A visual example of the work Mineral is doing is the rover platform.
The rover is a four-wheeled semi-autonomous platform Mineral has developed over four years. There are multiple configurations of the machine from narrow row configurations to high clearance. The core functionality of the rover is as a data collection machine.
“Think of this as our Google Streetview car,” Grant says. “It’s not a final product. It’s a research tool.”
The rover can collect 1 million image a day to measure characteristics of plants. For example, in one 24-hour period one rover collected nearly 6 million images measuring a dozen plant traits for R&D purposes.
One company Mineral has said its partnering with in the input space is Syngenta.
Another partner in the specialty crop business has yielded multiple projects moving forward.
Driscoll’s has been a partner of Mineral to help it solve two problems: in-field harvest analysis for its berry crops and post-harvest crop condition ratings.
While harvesting strawberries and raspberries comes with challenges on assessing crop condition, a specific technology has been developed to monitor the crop in the field.
“It wasn’t just that we increased the yield harvested, the human experts got better,” says. “They got better insights on yield forecasting so they learned why the machine was making the prediction.”
Grant adds, “It may surprise some people that artificial intelligence isn’t replacing people.
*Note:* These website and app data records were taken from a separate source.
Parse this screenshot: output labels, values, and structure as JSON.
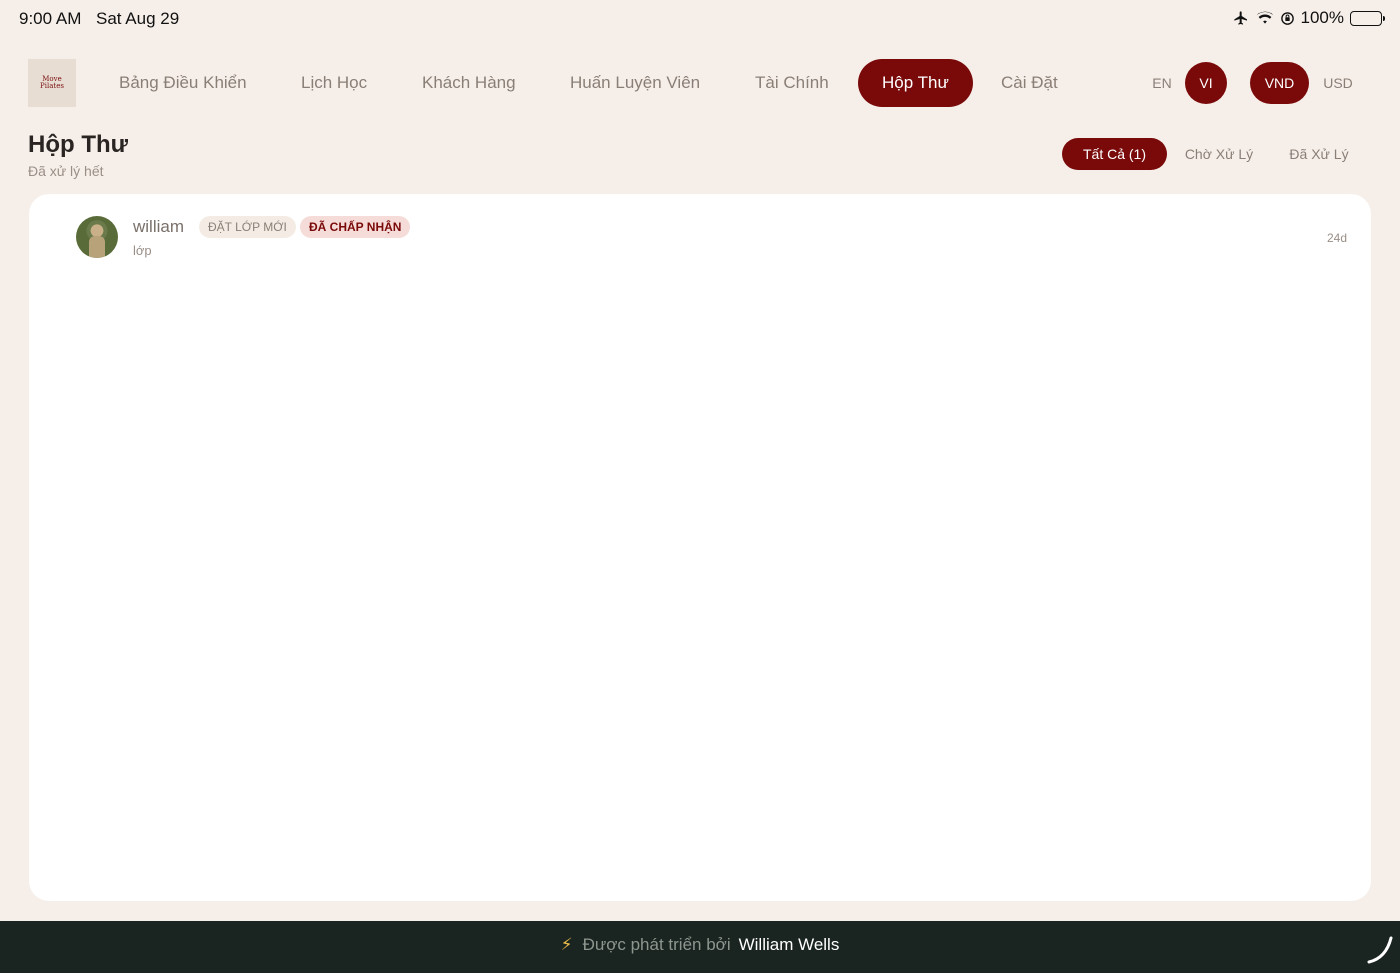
{
  "status": {
    "time": "9:00 AM",
    "date": "Sat Aug 29",
    "battery_percent": "100%",
    "icons": [
      "airplane-icon",
      "wifi-icon",
      "rotation-lock-icon",
      "battery-icon"
    ]
  },
  "brand": {
    "logo_line1": "Move",
    "logo_line2": "Pilates"
  },
  "nav": {
    "items": [
      {
        "label": "Bảng Điều Khiển",
        "active": false
      },
      {
        "label": "Lịch Học",
        "active": false
      },
      {
        "label": "Khách Hàng",
        "active": false
      },
      {
        "label": "Huấn Luyện Viên",
        "active": false
      },
      {
        "label": "Tài Chính",
        "active": false
      },
      {
        "label": "Hộp Thư",
        "active": true
      },
      {
        "label": "Cài Đặt",
        "active": false
      }
    ],
    "languages": [
      {
        "label": "EN",
        "active": false
      },
      {
        "label": "VI",
        "active": true
      }
    ],
    "currencies": [
      {
        "label": "VND",
        "active": true
      },
      {
        "label": "USD",
        "active": false
      }
    ]
  },
  "page": {
    "title": "Hộp Thư",
    "subtitle": "Đã xử lý hết"
  },
  "filters": [
    {
      "label": "Tất Cả (1)",
      "active": true
    },
    {
      "label": "Chờ Xử Lý",
      "active": false
    },
    {
      "label": "Đã Xử Lý",
      "active": false
    }
  ],
  "messages": [
    {
      "sender": "william",
      "type_badge": "ĐẶT LỚP MỚI",
      "status_badge": "ĐÃ CHẤP NHẬN",
      "preview": "lớp",
      "age": "24d"
    }
  ],
  "footer": {
    "label": "Được phát triển bởi",
    "author": "William Wells"
  },
  "colors": {
    "accent": "#7a0a0a",
    "background": "#f6efe9",
    "footer": "#1a2420"
  }
}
Rather, it’s a co-pilot to help decision making by pointing out anomalies.”
The second project illustrates how artificial intelligence is used to assess the conditions of harvested berries including color, size, bruising and more.
This application can be run on a mobile phone. It only requires a blue background and a color key card for calibration.
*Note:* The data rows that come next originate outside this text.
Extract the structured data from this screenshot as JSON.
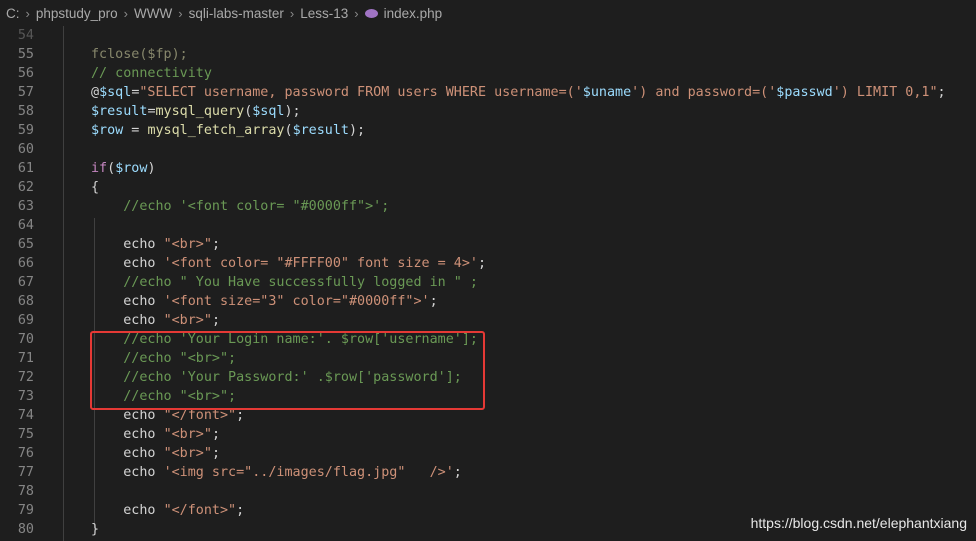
{
  "breadcrumb": {
    "items": [
      "C:",
      "phpstudy_pro",
      "WWW",
      "sqli-labs-master",
      "Less-13"
    ],
    "file": "index.php",
    "file_icon": "php-elephant-icon"
  },
  "lines": [
    {
      "n": "55",
      "tokens": []
    },
    {
      "n": "56",
      "tokens": [
        [
          "comment",
          "// connectivity"
        ]
      ]
    },
    {
      "n": "57",
      "tokens": [
        [
          "plain",
          "@"
        ],
        [
          "var",
          "$sql"
        ],
        [
          "plain",
          "="
        ],
        [
          "string",
          "\"SELECT username, password FROM users WHERE username=('"
        ],
        [
          "var",
          "$uname"
        ],
        [
          "string",
          "') and password=('"
        ],
        [
          "var",
          "$passwd"
        ],
        [
          "string",
          "') LIMIT 0,1\""
        ],
        [
          "plain",
          ";"
        ]
      ]
    },
    {
      "n": "58",
      "tokens": [
        [
          "var",
          "$result"
        ],
        [
          "plain",
          "="
        ],
        [
          "func",
          "mysql_query"
        ],
        [
          "plain",
          "("
        ],
        [
          "var",
          "$sql"
        ],
        [
          "plain",
          ");"
        ]
      ]
    },
    {
      "n": "59",
      "tokens": [
        [
          "var",
          "$row"
        ],
        [
          "plain",
          " = "
        ],
        [
          "func",
          "mysql_fetch_array"
        ],
        [
          "plain",
          "("
        ],
        [
          "var",
          "$result"
        ],
        [
          "plain",
          ");"
        ]
      ]
    },
    {
      "n": "60",
      "tokens": []
    },
    {
      "n": "61",
      "tokens": [
        [
          "key",
          "if"
        ],
        [
          "plain",
          "("
        ],
        [
          "var",
          "$row"
        ],
        [
          "plain",
          ")"
        ]
      ]
    },
    {
      "n": "62",
      "tokens": [
        [
          "plain",
          "{"
        ]
      ]
    },
    {
      "n": "63",
      "tokens": [
        [
          "plain",
          "    "
        ],
        [
          "comment",
          "//echo '<font color= \"#0000ff\">';"
        ]
      ]
    },
    {
      "n": "64",
      "tokens": []
    },
    {
      "n": "65",
      "tokens": [
        [
          "plain",
          "    echo "
        ],
        [
          "string",
          "\"<br>\""
        ],
        [
          "plain",
          ";"
        ]
      ]
    },
    {
      "n": "66",
      "tokens": [
        [
          "plain",
          "    echo "
        ],
        [
          "string",
          "'<font color= \"#FFFF00\" font size = 4>'"
        ],
        [
          "plain",
          ";"
        ]
      ]
    },
    {
      "n": "67",
      "tokens": [
        [
          "plain",
          "    "
        ],
        [
          "comment",
          "//echo \" You Have successfully logged in \" ;"
        ]
      ]
    },
    {
      "n": "68",
      "tokens": [
        [
          "plain",
          "    echo "
        ],
        [
          "string",
          "'<font size=\"3\" color=\"#0000ff\">'"
        ],
        [
          "plain",
          ";"
        ]
      ]
    },
    {
      "n": "69",
      "tokens": [
        [
          "plain",
          "    echo "
        ],
        [
          "string",
          "\"<br>\""
        ],
        [
          "plain",
          ";"
        ]
      ]
    },
    {
      "n": "70",
      "tokens": [
        [
          "plain",
          "    "
        ],
        [
          "comment",
          "//echo 'Your Login name:'. $row['username'];"
        ]
      ]
    },
    {
      "n": "71",
      "tokens": [
        [
          "plain",
          "    "
        ],
        [
          "comment",
          "//echo \"<br>\";"
        ]
      ]
    },
    {
      "n": "72",
      "tokens": [
        [
          "plain",
          "    "
        ],
        [
          "comment",
          "//echo 'Your Password:' .$row['password'];"
        ]
      ]
    },
    {
      "n": "73",
      "tokens": [
        [
          "plain",
          "    "
        ],
        [
          "comment",
          "//echo \"<br>\";"
        ]
      ]
    },
    {
      "n": "74",
      "tokens": [
        [
          "plain",
          "    echo "
        ],
        [
          "string",
          "\"</font>\""
        ],
        [
          "plain",
          ";"
        ]
      ]
    },
    {
      "n": "75",
      "tokens": [
        [
          "plain",
          "    echo "
        ],
        [
          "string",
          "\"<br>\""
        ],
        [
          "plain",
          ";"
        ]
      ]
    },
    {
      "n": "76",
      "tokens": [
        [
          "plain",
          "    echo "
        ],
        [
          "string",
          "\"<br>\""
        ],
        [
          "plain",
          ";"
        ]
      ]
    },
    {
      "n": "77",
      "tokens": [
        [
          "plain",
          "    echo "
        ],
        [
          "string",
          "'<img src=\"../images/flag.jpg\"   />'"
        ],
        [
          "plain",
          ";"
        ]
      ]
    },
    {
      "n": "78",
      "tokens": []
    },
    {
      "n": "79",
      "tokens": [
        [
          "plain",
          "    echo "
        ],
        [
          "string",
          "\"</font>\""
        ],
        [
          "plain",
          ";"
        ]
      ]
    },
    {
      "n": "80",
      "tokens": [
        [
          "plain",
          "}"
        ]
      ]
    }
  ],
  "partial_lines": {
    "top_number": "54",
    "top_text": "fclose($fp);"
  },
  "watermark": "https://blog.csdn.net/elephantxiang",
  "colors": {
    "background": "#1e1e1e",
    "comment": "#6a9955",
    "string": "#ce9178",
    "variable": "#9cdcfe",
    "highlight_box": "#e53935"
  }
}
One focus for the team at Mineral is to make its technology easier to use in the field.
With its partners at Alphabet providing proprietary chips, Mineral is excited to accelerate the use of Edge Computing—meaning there doesn’t have to be a strong, consistent internet connection to run computer applications, collect images, make maps and make decisions.
Grant shares how the devices have gotten smaller and smaller in the past five years.
“Something that can be held in two hands is able to provide stereo imagery, its own lighting, computing power, GPS and power management for the rover,” he says. “It’s getting lighter, cheaper and more powerful every year.”
In fact, they are working to build products for situations without connectivity.
“We shouldn’t assume high bandwidth is available,” he says. “Doing this work on The Edge for the next decade is critical.”
What about other well-known Google technologies?
When asked about geospatial, Grant says the team at Mineral benefits from the work done at its sister company Google Earth. He adds Google Earth has been an amazing tool for researchers and has moved the needle for the GIS system.
“We benefit from generating data from the Google Earth engine and built a layer translated to ag specific with field boundaries, crop types cover crops and tillage,” Grant says.
Mineral has analyzed 10% of the total farmland—which means of the 4 billion acres on Earth for farmland. 450 million acres of farmland are in the Mineral platform.
“Scale is in our DNA, and one our superpowers is scale,” Grant says.
While Google Glass has so far been taken off the shelf for the consumer market for more industrial applications, Grant doesn’t rule it out as a future platform for innovation.
“I think there’s a future in which the interaction isn’t intermediated by a phone. Perhaps it’s headworn. The computing power is there. But if it will be a face worn AR device, I don’t know. But the fundamental tech is there,” he says.
So what's Mineral's vision for the future of agriculture?
Grant says, “Five years from now, I would hope the tools we imagine, a machine learning enabled co-pilot for example, is no more remarkable than using Google Maps for navigation.”